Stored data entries
· · · · ·
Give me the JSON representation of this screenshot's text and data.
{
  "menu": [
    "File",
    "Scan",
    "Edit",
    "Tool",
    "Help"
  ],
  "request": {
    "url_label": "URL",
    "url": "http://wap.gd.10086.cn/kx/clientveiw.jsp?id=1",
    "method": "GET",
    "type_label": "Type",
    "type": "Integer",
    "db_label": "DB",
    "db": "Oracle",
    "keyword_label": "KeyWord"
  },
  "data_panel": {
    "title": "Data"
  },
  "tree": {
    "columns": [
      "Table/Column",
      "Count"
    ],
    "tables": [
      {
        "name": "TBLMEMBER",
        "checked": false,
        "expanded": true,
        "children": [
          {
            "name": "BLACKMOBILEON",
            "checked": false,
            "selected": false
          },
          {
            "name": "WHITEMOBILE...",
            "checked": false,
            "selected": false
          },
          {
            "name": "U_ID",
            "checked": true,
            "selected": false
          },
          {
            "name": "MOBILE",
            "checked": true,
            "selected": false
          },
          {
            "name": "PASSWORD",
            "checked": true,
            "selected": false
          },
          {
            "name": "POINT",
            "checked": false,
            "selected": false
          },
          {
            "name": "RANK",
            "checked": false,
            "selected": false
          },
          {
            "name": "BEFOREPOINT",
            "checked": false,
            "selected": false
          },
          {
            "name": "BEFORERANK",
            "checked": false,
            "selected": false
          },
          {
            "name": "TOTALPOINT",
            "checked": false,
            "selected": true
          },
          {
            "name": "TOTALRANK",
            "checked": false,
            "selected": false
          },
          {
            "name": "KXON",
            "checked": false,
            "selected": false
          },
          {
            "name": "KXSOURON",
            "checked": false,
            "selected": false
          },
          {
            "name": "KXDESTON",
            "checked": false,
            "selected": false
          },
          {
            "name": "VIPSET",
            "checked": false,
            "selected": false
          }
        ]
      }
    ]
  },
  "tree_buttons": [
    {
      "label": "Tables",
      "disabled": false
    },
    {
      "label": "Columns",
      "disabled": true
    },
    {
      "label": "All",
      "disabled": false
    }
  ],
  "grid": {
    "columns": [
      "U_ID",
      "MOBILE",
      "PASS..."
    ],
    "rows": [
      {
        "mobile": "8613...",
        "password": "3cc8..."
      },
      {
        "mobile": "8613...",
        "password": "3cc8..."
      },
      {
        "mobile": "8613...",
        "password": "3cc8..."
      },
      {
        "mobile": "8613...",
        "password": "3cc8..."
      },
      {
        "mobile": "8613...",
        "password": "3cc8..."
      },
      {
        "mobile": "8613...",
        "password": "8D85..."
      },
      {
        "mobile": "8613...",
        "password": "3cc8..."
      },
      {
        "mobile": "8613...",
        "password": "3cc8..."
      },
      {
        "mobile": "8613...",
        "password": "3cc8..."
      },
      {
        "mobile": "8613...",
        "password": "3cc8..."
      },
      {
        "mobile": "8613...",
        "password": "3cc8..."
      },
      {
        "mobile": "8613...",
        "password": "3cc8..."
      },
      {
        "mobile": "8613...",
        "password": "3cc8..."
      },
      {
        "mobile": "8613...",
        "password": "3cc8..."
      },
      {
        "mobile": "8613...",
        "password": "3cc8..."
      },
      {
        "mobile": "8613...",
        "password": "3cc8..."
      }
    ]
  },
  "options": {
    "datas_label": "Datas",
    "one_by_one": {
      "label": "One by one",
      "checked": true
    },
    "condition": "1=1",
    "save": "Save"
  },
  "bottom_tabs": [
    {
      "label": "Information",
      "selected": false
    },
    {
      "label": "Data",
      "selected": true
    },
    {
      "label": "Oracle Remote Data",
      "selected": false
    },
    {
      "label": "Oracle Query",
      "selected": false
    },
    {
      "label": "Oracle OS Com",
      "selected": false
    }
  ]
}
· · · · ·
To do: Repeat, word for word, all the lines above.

Written reply:
Give me the JSON representation of this screenshot's text and data.
{
  "menu": [
    "File",
    "Scan",
    "Edit",
    "Tool",
    "Help"
  ],
  "request": {
    "url_label": "URL",
    "url": "http://wap.gd.10086.cn/kx/clientveiw.jsp?id=1",
    "method": "GET",
    "type_label": "Type",
    "type": "Integer",
    "db_label": "DB",
    "db": "Oracle",
    "keyword_label": "KeyWord"
  },
  "data_panel": {
    "title": "Data"
  },
  "tree": {
    "columns": [
      "Table/Column",
      "Count"
    ],
    "tables": [
      {
        "name": "TBLMEMBER",
        "checked": false,
        "expanded": true,
        "children": [
          {
            "name": "BLACKMOBILEON",
            "checked": false,
            "selected": false
          },
          {
            "name": "WHITEMOBILE...",
            "checked": false,
            "selected": false
          },
          {
            "name": "U_ID",
            "checked": true,
            "selected": false
          },
          {
            "name": "MOBILE",
            "checked": true,
            "selected": false
          },
          {
            "name": "PASSWORD",
            "checked": true,
            "selected": false
          },
          {
            "name": "POINT",
            "checked": false,
            "selected": false
          },
          {
            "name": "RANK",
            "checked": false,
            "selected": false
          },
          {
            "name": "BEFOREPOINT",
            "checked": false,
            "selected": false
          },
          {
            "name": "BEFORERANK",
            "checked": false,
            "selected": false
          },
          {
            "name": "TOTALPOINT",
            "checked": false,
            "selected": true
          },
          {
            "name": "TOTALRANK",
            "checked": false,
            "selected": false
          },
          {
            "name": "KXON",
            "checked": false,
            "selected": false
          },
          {
            "name": "KXSOURON",
            "checked": false,
            "selected": false
          },
          {
            "name": "KXDESTON",
            "checked": false,
            "selected": false
          },
          {
            "name": "VIPSET",
            "checked": false,
            "selected": false
          }
        ]
      }
    ]
  },
  "tree_buttons": [
    {
      "label": "Tables",
      "disabled": false
    },
    {
      "label": "Columns",
      "disabled": true
    },
    {
      "label": "All",
      "disabled": false
    }
  ],
  "grid": {
    "columns": [
      "U_ID",
      "MOBILE",
      "PASS..."
    ],
    "rows": [
      {
        "mobile": "8613...",
        "password": "3cc8..."
      },
      {
        "mobile": "8613...",
        "password": "3cc8..."
      },
      {
        "mobile": "8613...",
        "password": "3cc8..."
      },
      {
        "mobile": "8613...",
        "password": "3cc8..."
      },
      {
        "mobile": "8613...",
        "password": "3cc8..."
      },
      {
        "mobile": "8613...",
        "password": "8D85..."
      },
      {
        "mobile": "8613...",
        "password": "3cc8..."
      },
      {
        "mobile": "8613...",
        "password": "3cc8..."
      },
      {
        "mobile": "8613...",
        "password": "3cc8..."
      },
      {
        "mobile": "8613...",
        "password": "3cc8..."
      },
      {
        "mobile": "8613...",
        "password": "3cc8..."
      },
      {
        "mobile": "8613...",
        "password": "3cc8..."
      },
      {
        "mobile": "8613...",
        "password": "3cc8..."
      },
      {
        "mobile": "8613...",
        "password": "3cc8..."
      },
      {
        "mobile": "8613...",
        "password": "3cc8..."
      },
      {
        "mobile": "8613...",
        "password": "3cc8..."
      }
    ]
  },
  "options": {
    "datas_label": "Datas",
    "one_by_one": {
      "label": "One by one",
      "checked": true
    },
    "condition": "1=1",
    "save": "Save"
  },
  "bottom_tabs": [
    {
      "label": "Information",
      "selected": false
    },
    {
      "label": "Data",
      "selected": true
    },
    {
      "label": "Oracle Remote Data",
      "selected": false
    },
    {
      "label": "Oracle Query",
      "selected": false
    },
    {
      "label": "Oracle OS Com",
      "selected": false
    }
  ]
}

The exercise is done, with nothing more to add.